During the COVID situation, this development has been put on hold. We don’t have a timetable of when or how things will change. This challenges what we learned a long time ago.
The curve of change is not a one-way street. We can take two steps forward and one or three steps back. A bit like that famous dance presented by David Alston and Marcel LeBrun in that article on Huddle, last April 15th.
We can feel as if we are going up and back down at any time because our efforts to reach acceptance have not produced the desired results (not having been selected for a position after an interview, for example.)
Climbing that hill After much scrutinizing, I have come to the conclusion that I will undoubtedly start my ascent towards re-mobilization when the authorities have given us an indication of the plan of “recovery” or “progressive deconfinement”.
It’s hard for us, as citizens, to be able to imagine how the next step will unfold. This explains why so many people shared the Alston and LeBrun article. They gave us a starting point to give us a mental picture of the next step.

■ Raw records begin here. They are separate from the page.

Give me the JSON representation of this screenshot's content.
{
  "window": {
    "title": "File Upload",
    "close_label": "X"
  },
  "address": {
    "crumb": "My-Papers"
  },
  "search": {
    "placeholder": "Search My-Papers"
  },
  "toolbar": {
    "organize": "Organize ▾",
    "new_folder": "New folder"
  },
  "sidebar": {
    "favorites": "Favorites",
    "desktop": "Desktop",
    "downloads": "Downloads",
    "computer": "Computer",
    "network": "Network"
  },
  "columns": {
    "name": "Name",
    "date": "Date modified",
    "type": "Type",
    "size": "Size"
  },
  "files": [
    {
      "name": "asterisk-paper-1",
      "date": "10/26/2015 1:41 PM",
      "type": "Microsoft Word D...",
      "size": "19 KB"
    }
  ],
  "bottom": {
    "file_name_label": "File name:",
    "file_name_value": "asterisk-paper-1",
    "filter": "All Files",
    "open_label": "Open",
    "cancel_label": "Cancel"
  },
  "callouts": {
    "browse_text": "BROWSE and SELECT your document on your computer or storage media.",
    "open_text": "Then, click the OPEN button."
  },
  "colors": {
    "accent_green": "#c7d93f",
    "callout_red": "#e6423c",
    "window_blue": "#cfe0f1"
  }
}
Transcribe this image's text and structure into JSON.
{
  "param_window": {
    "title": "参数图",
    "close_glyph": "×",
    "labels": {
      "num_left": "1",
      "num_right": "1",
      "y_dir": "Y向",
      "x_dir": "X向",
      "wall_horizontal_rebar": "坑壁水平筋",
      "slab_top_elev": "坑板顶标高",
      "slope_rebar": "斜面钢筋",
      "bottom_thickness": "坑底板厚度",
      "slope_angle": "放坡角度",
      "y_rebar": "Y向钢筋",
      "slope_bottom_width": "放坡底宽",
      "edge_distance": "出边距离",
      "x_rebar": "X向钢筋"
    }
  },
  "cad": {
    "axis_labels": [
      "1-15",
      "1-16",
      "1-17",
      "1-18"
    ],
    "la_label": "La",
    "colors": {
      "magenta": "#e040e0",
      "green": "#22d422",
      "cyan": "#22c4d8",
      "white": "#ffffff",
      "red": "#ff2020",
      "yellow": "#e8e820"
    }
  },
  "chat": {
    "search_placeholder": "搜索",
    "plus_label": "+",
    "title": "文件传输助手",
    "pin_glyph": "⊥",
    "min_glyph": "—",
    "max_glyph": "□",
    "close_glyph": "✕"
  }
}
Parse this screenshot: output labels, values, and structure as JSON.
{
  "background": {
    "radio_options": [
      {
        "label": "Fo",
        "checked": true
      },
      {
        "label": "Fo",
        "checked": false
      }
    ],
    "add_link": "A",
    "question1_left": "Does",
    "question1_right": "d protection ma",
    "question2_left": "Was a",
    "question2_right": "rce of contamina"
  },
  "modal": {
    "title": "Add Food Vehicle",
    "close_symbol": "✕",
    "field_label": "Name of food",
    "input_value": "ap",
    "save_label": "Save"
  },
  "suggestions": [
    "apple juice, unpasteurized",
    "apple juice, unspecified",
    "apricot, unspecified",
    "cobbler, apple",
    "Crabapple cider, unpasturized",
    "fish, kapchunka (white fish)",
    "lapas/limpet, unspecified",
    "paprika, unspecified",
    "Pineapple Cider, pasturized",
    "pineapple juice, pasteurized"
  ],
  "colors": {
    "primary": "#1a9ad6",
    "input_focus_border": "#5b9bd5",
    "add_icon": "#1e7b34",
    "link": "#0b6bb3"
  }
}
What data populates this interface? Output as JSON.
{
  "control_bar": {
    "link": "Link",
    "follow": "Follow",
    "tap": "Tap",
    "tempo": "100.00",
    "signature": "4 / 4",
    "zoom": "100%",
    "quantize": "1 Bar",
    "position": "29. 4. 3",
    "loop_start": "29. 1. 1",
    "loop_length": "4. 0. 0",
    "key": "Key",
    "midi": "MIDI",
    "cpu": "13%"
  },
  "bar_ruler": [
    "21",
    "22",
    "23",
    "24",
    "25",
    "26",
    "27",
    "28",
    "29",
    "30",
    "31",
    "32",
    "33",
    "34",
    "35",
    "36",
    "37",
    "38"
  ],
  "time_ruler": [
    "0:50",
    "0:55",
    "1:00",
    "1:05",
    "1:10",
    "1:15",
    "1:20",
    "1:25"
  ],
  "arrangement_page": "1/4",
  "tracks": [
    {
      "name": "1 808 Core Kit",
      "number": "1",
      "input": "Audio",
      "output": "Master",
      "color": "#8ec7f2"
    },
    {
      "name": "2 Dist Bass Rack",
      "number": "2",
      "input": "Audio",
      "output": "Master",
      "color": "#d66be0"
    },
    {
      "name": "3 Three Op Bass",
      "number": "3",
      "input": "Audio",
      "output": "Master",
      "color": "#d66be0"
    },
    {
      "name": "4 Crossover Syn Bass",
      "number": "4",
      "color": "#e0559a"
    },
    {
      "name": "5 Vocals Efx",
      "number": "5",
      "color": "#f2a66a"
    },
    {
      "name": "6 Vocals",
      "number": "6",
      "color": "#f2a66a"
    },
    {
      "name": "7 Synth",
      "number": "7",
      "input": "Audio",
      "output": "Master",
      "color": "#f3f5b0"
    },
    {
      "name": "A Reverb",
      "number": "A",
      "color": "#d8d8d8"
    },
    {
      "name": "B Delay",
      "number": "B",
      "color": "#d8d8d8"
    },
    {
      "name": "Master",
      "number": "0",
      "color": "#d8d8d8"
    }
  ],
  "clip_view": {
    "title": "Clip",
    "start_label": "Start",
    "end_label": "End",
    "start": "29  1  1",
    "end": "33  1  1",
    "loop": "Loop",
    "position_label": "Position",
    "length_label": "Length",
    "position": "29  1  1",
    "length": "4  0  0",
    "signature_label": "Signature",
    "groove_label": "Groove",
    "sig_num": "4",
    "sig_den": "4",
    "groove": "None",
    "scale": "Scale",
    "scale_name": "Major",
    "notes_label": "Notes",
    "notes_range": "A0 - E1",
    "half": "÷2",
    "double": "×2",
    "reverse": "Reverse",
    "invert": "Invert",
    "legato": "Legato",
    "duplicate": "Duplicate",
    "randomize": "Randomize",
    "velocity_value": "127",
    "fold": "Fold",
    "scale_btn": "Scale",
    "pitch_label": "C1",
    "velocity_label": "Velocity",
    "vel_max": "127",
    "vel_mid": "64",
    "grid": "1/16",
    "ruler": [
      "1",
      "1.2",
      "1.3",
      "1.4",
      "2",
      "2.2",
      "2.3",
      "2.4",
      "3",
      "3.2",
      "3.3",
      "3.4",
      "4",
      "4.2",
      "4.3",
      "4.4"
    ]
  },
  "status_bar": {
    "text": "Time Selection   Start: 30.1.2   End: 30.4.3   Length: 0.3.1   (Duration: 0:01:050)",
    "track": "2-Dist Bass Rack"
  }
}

The government of New Brunswick is in preparation for the presentation of the next phase, according to the daily press briefings. It must be a colossal job to arrive at this plan and communicate it in such a way that people continue to respect the rules. To all the civil servants who are working hard on this right now, hats off to you! Like everyone else, I’m really looking forward to knowing what will be in this plan. To better understand but also, and perhaps above all, to give me the momentum (or the kick - it depends!) that I need to get up the slope. Maybe then I’ll be able to run earlier!